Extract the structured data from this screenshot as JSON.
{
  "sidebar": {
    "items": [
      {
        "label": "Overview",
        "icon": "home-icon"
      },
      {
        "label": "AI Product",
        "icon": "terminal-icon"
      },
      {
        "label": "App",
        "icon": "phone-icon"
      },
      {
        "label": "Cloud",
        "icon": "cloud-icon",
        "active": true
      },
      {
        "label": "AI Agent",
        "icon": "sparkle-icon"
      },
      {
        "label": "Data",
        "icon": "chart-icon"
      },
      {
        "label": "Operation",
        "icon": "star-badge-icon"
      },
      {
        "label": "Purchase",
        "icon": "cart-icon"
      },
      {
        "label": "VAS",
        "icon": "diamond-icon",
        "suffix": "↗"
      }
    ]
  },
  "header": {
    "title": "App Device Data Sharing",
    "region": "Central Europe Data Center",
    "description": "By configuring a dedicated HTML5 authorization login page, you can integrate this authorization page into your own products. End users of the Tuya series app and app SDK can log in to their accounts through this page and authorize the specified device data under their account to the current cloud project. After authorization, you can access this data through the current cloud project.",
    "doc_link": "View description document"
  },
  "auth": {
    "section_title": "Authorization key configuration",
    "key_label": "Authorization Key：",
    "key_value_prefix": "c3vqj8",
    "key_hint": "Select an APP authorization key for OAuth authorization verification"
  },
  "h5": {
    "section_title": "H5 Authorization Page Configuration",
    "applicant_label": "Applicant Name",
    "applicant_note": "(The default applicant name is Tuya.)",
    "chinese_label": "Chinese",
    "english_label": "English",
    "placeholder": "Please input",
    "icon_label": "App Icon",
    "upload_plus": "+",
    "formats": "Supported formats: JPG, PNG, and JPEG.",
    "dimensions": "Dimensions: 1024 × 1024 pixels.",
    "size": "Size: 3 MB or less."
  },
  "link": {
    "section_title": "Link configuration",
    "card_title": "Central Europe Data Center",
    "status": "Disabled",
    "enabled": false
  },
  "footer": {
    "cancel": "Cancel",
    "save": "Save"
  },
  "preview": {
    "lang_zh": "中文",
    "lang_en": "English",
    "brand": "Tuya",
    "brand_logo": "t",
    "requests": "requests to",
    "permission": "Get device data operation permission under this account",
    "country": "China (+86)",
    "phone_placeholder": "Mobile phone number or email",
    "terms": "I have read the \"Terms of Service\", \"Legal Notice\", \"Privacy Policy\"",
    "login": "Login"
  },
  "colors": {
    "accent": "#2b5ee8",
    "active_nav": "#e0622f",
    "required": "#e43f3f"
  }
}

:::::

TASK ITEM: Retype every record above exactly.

ANSWER SPACE:
Extract the structured data from this screenshot as JSON.
{
  "sidebar": {
    "items": [
      {
        "label": "Overview",
        "icon": "home-icon"
      },
      {
        "label": "AI Product",
        "icon": "terminal-icon"
      },
      {
        "label": "App",
        "icon": "phone-icon"
      },
      {
        "label": "Cloud",
        "icon": "cloud-icon",
        "active": true
      },
      {
        "label": "AI Agent",
        "icon": "sparkle-icon"
      },
      {
        "label": "Data",
        "icon": "chart-icon"
      },
      {
        "label": "Operation",
        "icon": "star-badge-icon"
      },
      {
        "label": "Purchase",
        "icon": "cart-icon"
      },
      {
        "label": "VAS",
        "icon": "diamond-icon",
        "suffix": "↗"
      }
    ]
  },
  "header": {
    "title": "App Device Data Sharing",
    "region": "Central Europe Data Center",
    "description": "By configuring a dedicated HTML5 authorization login page, you can integrate this authorization page into your own products. End users of the Tuya series app and app SDK can log in to their accounts through this page and authorize the specified device data under their account to the current cloud project. After authorization, you can access this data through the current cloud project.",
    "doc_link": "View description document"
  },
  "auth": {
    "section_title": "Authorization key configuration",
    "key_label": "Authorization Key：",
    "key_value_prefix": "c3vqj8",
    "key_hint": "Select an APP authorization key for OAuth authorization verification"
  },
  "h5": {
    "section_title": "H5 Authorization Page Configuration",
    "applicant_label": "Applicant Name",
    "applicant_note": "(The default applicant name is Tuya.)",
    "chinese_label": "Chinese",
    "english_label": "English",
    "placeholder": "Please input",
    "icon_label": "App Icon",
    "upload_plus": "+",
    "formats": "Supported formats: JPG, PNG, and JPEG.",
    "dimensions": "Dimensions: 1024 × 1024 pixels.",
    "size": "Size: 3 MB or less."
  },
  "link": {
    "section_title": "Link configuration",
    "card_title": "Central Europe Data Center",
    "status": "Disabled",
    "enabled": false
  },
  "footer": {
    "cancel": "Cancel",
    "save": "Save"
  },
  "preview": {
    "lang_zh": "中文",
    "lang_en": "English",
    "brand": "Tuya",
    "brand_logo": "t",
    "requests": "requests to",
    "permission": "Get device data operation permission under this account",
    "country": "China (+86)",
    "phone_placeholder": "Mobile phone number or email",
    "terms": "I have read the \"Terms of Service\", \"Legal Notice\", \"Privacy Policy\"",
    "login": "Login"
  },
  "colors": {
    "accent": "#2b5ee8",
    "active_nav": "#e0622f",
    "required": "#e43f3f"
  }
}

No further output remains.